Mounting your camera on a tripod can be a great way to get sharper pictures. But what if your camera lacks a tripod socket? Fear not. This work-around will have you shooting sharp in no time. Beware: This works only on small, lightweight, inexpensive cameras that have relatively flat bases.
You will need: a 1 to 2-inch 1/4-20 bolt (i.e., a bolt that's 1/4-inch wide, with 20 threads per inch); two flat-sided 1/4-20 nuts; a toothpick; a sheet of disposable cardboard; and 5-minute dry, general-purpose epoxy. (Check the epoxy label to ensure it will adhere metal to metal.)
Start by threading the two nuts onto the 1/4-20 bolt. Tighten them against each other until they rotate on the bolt as a unit. Using the toothpick, mix the epoxy on the cardboard sheet and dab it liberally onto the seam between the two nuts. (Don't glue the nuts to the bolt; you're only using the bolt to align them.) When the epoxy has dried, simply remove the nuts from the bolt and epoxy the pair onto a flat area on the base of your lightweight camera. When it's dry, you're done.
The best thing? You can glue tripod sockets onto just about anything that's light enough (disposable cameras, for example). You can also glue one to a foam-core studio reflector, especially a small one used for tabletop product shooting, and then attach the reflector to a tripod to aim it with ease and precision.

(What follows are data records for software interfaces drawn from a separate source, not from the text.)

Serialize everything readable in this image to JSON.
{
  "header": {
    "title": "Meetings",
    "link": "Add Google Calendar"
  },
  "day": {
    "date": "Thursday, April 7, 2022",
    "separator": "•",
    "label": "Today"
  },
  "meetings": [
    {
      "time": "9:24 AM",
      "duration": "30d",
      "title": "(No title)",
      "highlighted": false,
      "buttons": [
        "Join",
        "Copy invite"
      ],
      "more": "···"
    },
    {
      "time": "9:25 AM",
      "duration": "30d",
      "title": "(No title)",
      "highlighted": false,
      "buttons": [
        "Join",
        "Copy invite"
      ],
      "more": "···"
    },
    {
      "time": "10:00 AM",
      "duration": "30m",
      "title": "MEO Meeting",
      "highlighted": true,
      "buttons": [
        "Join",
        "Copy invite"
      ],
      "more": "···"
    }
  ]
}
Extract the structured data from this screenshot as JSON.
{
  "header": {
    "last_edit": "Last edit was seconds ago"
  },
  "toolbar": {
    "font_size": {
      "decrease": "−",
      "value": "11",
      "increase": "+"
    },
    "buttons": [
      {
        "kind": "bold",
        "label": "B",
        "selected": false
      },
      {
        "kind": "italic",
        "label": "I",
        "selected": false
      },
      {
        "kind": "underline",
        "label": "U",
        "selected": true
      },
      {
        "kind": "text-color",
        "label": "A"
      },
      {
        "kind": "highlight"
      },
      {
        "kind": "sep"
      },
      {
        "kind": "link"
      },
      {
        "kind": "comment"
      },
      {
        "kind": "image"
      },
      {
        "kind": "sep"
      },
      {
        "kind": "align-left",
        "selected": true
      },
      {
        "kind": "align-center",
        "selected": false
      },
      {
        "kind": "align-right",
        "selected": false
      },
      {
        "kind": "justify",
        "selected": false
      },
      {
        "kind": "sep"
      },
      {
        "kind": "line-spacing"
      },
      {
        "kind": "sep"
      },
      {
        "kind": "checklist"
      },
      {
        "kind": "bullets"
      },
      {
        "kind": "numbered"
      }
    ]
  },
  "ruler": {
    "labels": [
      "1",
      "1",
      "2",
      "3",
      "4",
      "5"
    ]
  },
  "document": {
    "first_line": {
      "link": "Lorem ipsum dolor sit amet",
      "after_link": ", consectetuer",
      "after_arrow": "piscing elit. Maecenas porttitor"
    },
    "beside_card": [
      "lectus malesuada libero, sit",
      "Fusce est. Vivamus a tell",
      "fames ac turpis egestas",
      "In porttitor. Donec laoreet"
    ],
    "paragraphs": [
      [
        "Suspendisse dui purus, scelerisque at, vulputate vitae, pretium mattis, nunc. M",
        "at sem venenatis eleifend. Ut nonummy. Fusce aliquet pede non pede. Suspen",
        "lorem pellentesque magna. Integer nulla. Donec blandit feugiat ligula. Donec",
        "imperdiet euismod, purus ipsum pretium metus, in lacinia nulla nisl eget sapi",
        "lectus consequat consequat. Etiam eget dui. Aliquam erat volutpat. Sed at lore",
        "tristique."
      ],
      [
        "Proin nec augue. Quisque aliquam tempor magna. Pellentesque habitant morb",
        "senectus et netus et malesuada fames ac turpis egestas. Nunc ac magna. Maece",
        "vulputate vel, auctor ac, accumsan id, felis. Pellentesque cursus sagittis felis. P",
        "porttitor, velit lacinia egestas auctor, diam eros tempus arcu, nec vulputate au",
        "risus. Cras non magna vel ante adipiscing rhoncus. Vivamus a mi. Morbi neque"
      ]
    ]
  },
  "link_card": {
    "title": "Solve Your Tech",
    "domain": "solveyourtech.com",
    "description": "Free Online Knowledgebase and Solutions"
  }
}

Adapted from the Extreme Tech book, Hacking Digital Cameras (ISBN: 0764596519), published by John WIley & Sons. Used with Permission